  • If the annual volume of a substance is over 1 ton/year, you must register it.

For a non-EU company:

  • You must track the annual volume of each substance you are exporting to Europe.
  • You should nominate an EU Only Representative.
  • You must register any substance exported at more than 1 ton/year.

Why it is urgent to be REACh compliant?

Compliance with REACh regulations for cosmetics is not new; it has been in existence since the creation
of REACH in 2006. However, for a long time, the chemical sector was primarily dealing with it, and
mixtures, especially those with dedicated regulations like cosmetics, were not a priority for authorities
responsible for controls.

However, the European Chemicals Agency (ECHA) conducts regular investigations on specific REACh
aspects under the REACh Enforcement Forum. Based on the conclusions, ECHA can decide, together
with national authorities, to focus controls on specific aspects, known as REACh enforcement projects.
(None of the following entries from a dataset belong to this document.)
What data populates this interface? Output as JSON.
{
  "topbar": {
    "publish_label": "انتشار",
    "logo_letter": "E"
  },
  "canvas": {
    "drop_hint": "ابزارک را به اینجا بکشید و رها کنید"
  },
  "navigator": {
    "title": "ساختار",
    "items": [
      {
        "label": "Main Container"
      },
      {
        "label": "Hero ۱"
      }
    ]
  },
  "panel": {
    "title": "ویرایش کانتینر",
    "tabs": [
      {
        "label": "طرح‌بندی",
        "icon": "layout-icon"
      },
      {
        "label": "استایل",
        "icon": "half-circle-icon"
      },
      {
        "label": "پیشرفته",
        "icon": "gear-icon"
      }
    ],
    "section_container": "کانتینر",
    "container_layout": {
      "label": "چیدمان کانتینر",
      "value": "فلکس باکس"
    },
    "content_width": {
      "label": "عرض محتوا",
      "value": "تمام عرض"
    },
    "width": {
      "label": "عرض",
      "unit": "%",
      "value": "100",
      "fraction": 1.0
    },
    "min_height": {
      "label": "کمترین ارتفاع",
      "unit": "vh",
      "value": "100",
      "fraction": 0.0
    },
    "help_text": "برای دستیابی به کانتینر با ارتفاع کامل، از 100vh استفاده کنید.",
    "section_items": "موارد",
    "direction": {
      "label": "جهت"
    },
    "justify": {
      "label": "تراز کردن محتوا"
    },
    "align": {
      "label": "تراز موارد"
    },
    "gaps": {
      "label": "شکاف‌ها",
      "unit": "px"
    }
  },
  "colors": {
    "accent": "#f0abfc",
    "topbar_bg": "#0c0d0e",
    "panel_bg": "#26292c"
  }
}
In the November 2022 meeting, the Enforcement Forum of ECHA agreed to investigate how companies comply with the registration, authorization, and restriction obligations for products and chemicals they import from outside the EU. The project will be carried out from 2023 to 2025, requiring close cooperation between REACh enforcement and national customs authorities in the member states. This means that compliance with REACh regulations for products, and not just raw materials, will be
increased. Customs will perform most of the checks since imported products are a major target.

France is the first country to launch this campaign by adding a section to its customs form specifically
for REACh restriction compliance. We have already received reports of cosmetics being blocked by
French customs due to non-compliance, indicating that cosmetics are indeed included in the project.
Furthermore, we got the confirmation in March that Italy started to perform customs controls
following the French practices. These first two initiatives are just the beginning, as more countries will likely implement similar procedures. It is also possible that the controls may extend beyond restriction compliance.


While most cosmetic brand overlooked REACh compliance up until now, maybe at the exception of the
restriction very specific to cosmetics like D4 & D5 in wash-offs, it is now urgent to ensure REACh compliance.
Biorius has a department dedicated to REACh compliance. We can help you analyze your portfolio for
the regulated lists compliance of your products and deliver certificate attesting it. On the registration side, we can calculate your annual substances import volume, define your responsibilities and devise a compliance strategy and act as your Only Representative in EU if you are a non-EU company. We can also help you with substance registration if needed.

One last word, don’t forget UK! While this article was about EU-REACh, since Brexit, UK is not in EU but they have their own UK-REACh which is very similar. It means that that they have their own regulated lists, your import volumes in the UK must be calculated separately and if you are a non-UK company (even an EU company) you also need a UK Only representative. Biorius having offices in UK we can also assume the role of your UK Only Representative.

For more detailed information, we invite you to check some articles on the subject present on our
website and visit our REACH for cosmetics services webpage:

Dr. Philippe Azam

Director Safety & Regulatory Affairs – Chemistry
Contact us at


  • Frédéric Lebreux

    Dr. Frédéric Lebreux is Biorius's Chief Executive Officer and has worked in the cosmetic industry for more than 13 years. He is regularly invited as a speaker or Professor to cosmetic events.

    View all posts